Task to carry out:
Produce a word-for-word copy of the data below.

-------- Material provided --------

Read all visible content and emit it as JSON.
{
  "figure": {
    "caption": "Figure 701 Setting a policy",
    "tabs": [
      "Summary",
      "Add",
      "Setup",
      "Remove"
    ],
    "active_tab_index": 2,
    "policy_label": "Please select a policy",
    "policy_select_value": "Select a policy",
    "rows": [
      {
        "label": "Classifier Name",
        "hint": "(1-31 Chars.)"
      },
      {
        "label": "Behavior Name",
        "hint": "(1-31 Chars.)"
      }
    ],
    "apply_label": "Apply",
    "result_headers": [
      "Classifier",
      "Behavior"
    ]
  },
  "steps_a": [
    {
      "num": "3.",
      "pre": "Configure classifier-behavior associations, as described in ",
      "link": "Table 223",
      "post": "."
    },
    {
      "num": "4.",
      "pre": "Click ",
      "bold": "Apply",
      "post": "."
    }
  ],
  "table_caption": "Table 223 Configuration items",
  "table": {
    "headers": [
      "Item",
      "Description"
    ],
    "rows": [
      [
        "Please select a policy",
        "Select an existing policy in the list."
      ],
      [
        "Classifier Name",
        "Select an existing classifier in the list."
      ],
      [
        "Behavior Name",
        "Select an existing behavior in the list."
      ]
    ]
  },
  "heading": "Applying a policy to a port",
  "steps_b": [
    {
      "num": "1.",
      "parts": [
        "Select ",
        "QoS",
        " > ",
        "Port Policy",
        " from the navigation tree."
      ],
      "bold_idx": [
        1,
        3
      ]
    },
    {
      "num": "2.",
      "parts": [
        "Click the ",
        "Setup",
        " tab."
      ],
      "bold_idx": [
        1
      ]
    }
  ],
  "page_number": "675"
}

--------

Answer below:
Read all visible content and emit it as JSON.
{
  "figure": {
    "caption": "Figure 701 Setting a policy",
    "tabs": [
      "Summary",
      "Add",
      "Setup",
      "Remove"
    ],
    "active_tab_index": 2,
    "policy_label": "Please select a policy",
    "policy_select_value": "Select a policy",
    "rows": [
      {
        "label": "Classifier Name",
        "hint": "(1-31 Chars.)"
      },
      {
        "label": "Behavior Name",
        "hint": "(1-31 Chars.)"
      }
    ],
    "apply_label": "Apply",
    "result_headers": [
      "Classifier",
      "Behavior"
    ]
  },
  "steps_a": [
    {
      "num": "3.",
      "pre": "Configure classifier-behavior associations, as described in ",
      "link": "Table 223",
      "post": "."
    },
    {
      "num": "4.",
      "pre": "Click ",
      "bold": "Apply",
      "post": "."
    }
  ],
  "table_caption": "Table 223 Configuration items",
  "table": {
    "headers": [
      "Item",
      "Description"
    ],
    "rows": [
      [
        "Please select a policy",
        "Select an existing policy in the list."
      ],
      [
        "Classifier Name",
        "Select an existing classifier in the list."
      ],
      [
        "Behavior Name",
        "Select an existing behavior in the list."
      ]
    ]
  },
  "heading": "Applying a policy to a port",
  "steps_b": [
    {
      "num": "1.",
      "parts": [
        "Select ",
        "QoS",
        " > ",
        "Port Policy",
        " from the navigation tree."
      ],
      "bold_idx": [
        1,
        3
      ]
    },
    {
      "num": "2.",
      "parts": [
        "Click the ",
        "Setup",
        " tab."
      ],
      "bold_idx": [
        1
      ]
    }
  ],
  "page_number": "675"
}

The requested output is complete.